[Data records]
>>
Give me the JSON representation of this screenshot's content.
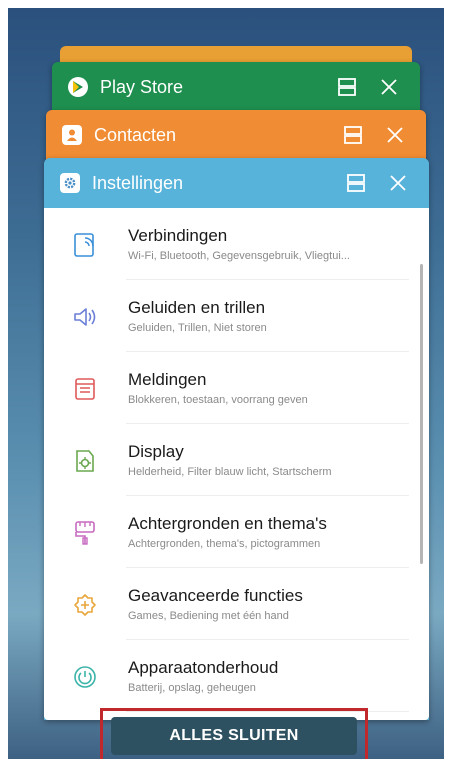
{
  "recents": {
    "cards": [
      {
        "app": "Play Store",
        "color": "#1e8f4f",
        "icon": "play-store-icon"
      },
      {
        "app": "Contacten",
        "color": "#f08c33",
        "icon": "contacts-icon"
      },
      {
        "app": "Instellingen",
        "color": "#58b3da",
        "icon": "settings-gear-icon"
      }
    ],
    "settings_items": [
      {
        "title": "Verbindingen",
        "subtitle": "Wi-Fi, Bluetooth, Gegevensgebruik, Vliegtui...",
        "icon": "connections-icon",
        "color": "#3a8fd9"
      },
      {
        "title": "Geluiden en trillen",
        "subtitle": "Geluiden, Trillen, Niet storen",
        "icon": "sound-icon",
        "color": "#6b7fd6"
      },
      {
        "title": "Meldingen",
        "subtitle": "Blokkeren, toestaan, voorrang geven",
        "icon": "notifications-icon",
        "color": "#e05a5a"
      },
      {
        "title": "Display",
        "subtitle": "Helderheid, Filter blauw licht, Startscherm",
        "icon": "display-icon",
        "color": "#6aa84f"
      },
      {
        "title": "Achtergronden en thema's",
        "subtitle": "Achtergronden, thema's, pictogrammen",
        "icon": "wallpaper-icon",
        "color": "#c76ac0"
      },
      {
        "title": "Geavanceerde functies",
        "subtitle": "Games, Bediening met één hand",
        "icon": "advanced-features-icon",
        "color": "#e8a63a"
      },
      {
        "title": "Apparaatonderhoud",
        "subtitle": "Batterij, opslag, geheugen",
        "icon": "device-maintenance-icon",
        "color": "#3cb3a8"
      }
    ],
    "close_all_label": "ALLES SLUITEN"
  }
}
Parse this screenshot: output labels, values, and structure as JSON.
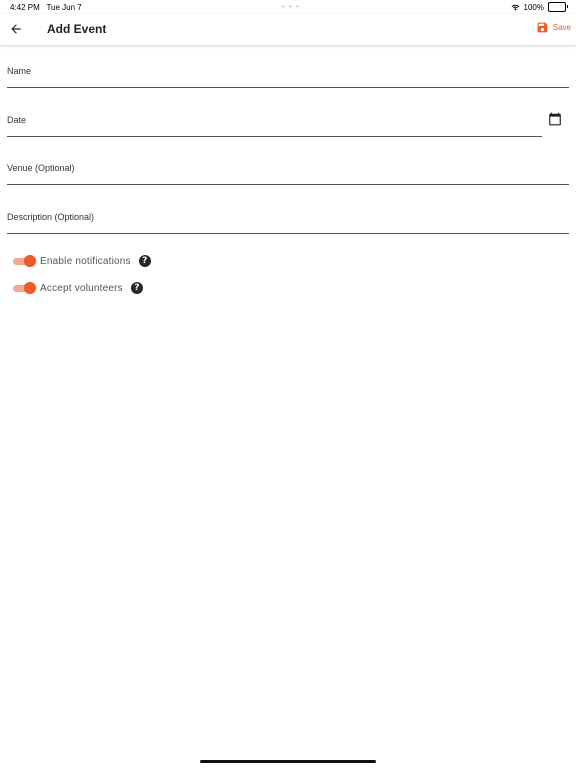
{
  "status_bar": {
    "time": "4:42 PM",
    "date": "Tue Jun 7",
    "dots": "• • •",
    "battery": "100%",
    "wifi_icon": "wifi-icon",
    "battery_icon": "battery-icon"
  },
  "app_bar": {
    "back_icon": "arrow-left-icon",
    "title": "Add Event",
    "save_label": "Save",
    "save_icon": "floppy-disk-icon"
  },
  "form": {
    "name": {
      "label": "Name",
      "value": ""
    },
    "date": {
      "label": "Date",
      "value": "",
      "calendar_icon": "calendar-icon"
    },
    "venue": {
      "label": "Venue (Optional)",
      "value": ""
    },
    "description": {
      "label": "Description (Optional)",
      "value": ""
    }
  },
  "toggles": {
    "notifications": {
      "label": "Enable notifications",
      "enabled": true,
      "help_icon": "help-icon"
    },
    "volunteers": {
      "label": "Accept volunteers",
      "enabled": true,
      "help_icon": "help-icon"
    }
  },
  "colors": {
    "accent": "#f05a28",
    "accent_light": "#f6a98e",
    "help_icon_bg": "#262626"
  }
}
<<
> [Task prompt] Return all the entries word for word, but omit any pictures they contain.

> [Result]
Give me the JSON representation of this screenshot's content.
{
  "recents": {
    "cards": [
      {
        "app": "Play Store",
        "color": "#1e8f4f",
        "icon": "play-store-icon"
      },
      {
        "app": "Contacten",
        "color": "#f08c33",
        "icon": "contacts-icon"
      },
      {
        "app": "Instellingen",
        "color": "#58b3da",
        "icon": "settings-gear-icon"
      }
    ],
    "settings_items": [
      {
        "title": "Verbindingen",
        "subtitle": "Wi-Fi, Bluetooth, Gegevensgebruik, Vliegtui...",
        "icon": "connections-icon",
        "color": "#3a8fd9"
      },
      {
        "title": "Geluiden en trillen",
        "subtitle": "Geluiden, Trillen, Niet storen",
        "icon": "sound-icon",
        "color": "#6b7fd6"
      },
      {
        "title": "Meldingen",
        "subtitle": "Blokkeren, toestaan, voorrang geven",
        "icon": "notifications-icon",
        "color": "#e05a5a"
      },
      {
        "title": "Display",
        "subtitle": "Helderheid, Filter blauw licht, Startscherm",
        "icon": "display-icon",
        "color": "#6aa84f"
      },
      {
        "title": "Achtergronden en thema's",
        "subtitle": "Achtergronden, thema's, pictogrammen",
        "icon": "wallpaper-icon",
        "color": "#c76ac0"
      },
      {
        "title": "Geavanceerde functies",
        "subtitle": "Games, Bediening met één hand",
        "icon": "advanced-features-icon",
        "color": "#e8a63a"
      },
      {
        "title": "Apparaatonderhoud",
        "subtitle": "Batterij, opslag, geheugen",
        "icon": "device-maintenance-icon",
        "color": "#3cb3a8"
      }
    ],
    "close_all_label": "ALLES SLUITEN"
  }
}
Parse this screenshot: output labels, values, and structure as JSON.
{
  "status_bar": {
    "time": "4:42 PM",
    "date": "Tue Jun 7",
    "dots": "• • •",
    "battery": "100%",
    "wifi_icon": "wifi-icon",
    "battery_icon": "battery-icon"
  },
  "app_bar": {
    "back_icon": "arrow-left-icon",
    "title": "Add Event",
    "save_label": "Save",
    "save_icon": "floppy-disk-icon"
  },
  "form": {
    "name": {
      "label": "Name",
      "value": ""
    },
    "date": {
      "label": "Date",
      "value": "",
      "calendar_icon": "calendar-icon"
    },
    "venue": {
      "label": "Venue (Optional)",
      "value": ""
    },
    "description": {
      "label": "Description (Optional)",
      "value": ""
    }
  },
  "toggles": {
    "notifications": {
      "label": "Enable notifications",
      "enabled": true,
      "help_icon": "help-icon"
    },
    "volunteers": {
      "label": "Accept volunteers",
      "enabled": true,
      "help_icon": "help-icon"
    }
  },
  "colors": {
    "accent": "#f05a28",
    "accent_light": "#f6a98e",
    "help_icon_bg": "#262626"
  }
}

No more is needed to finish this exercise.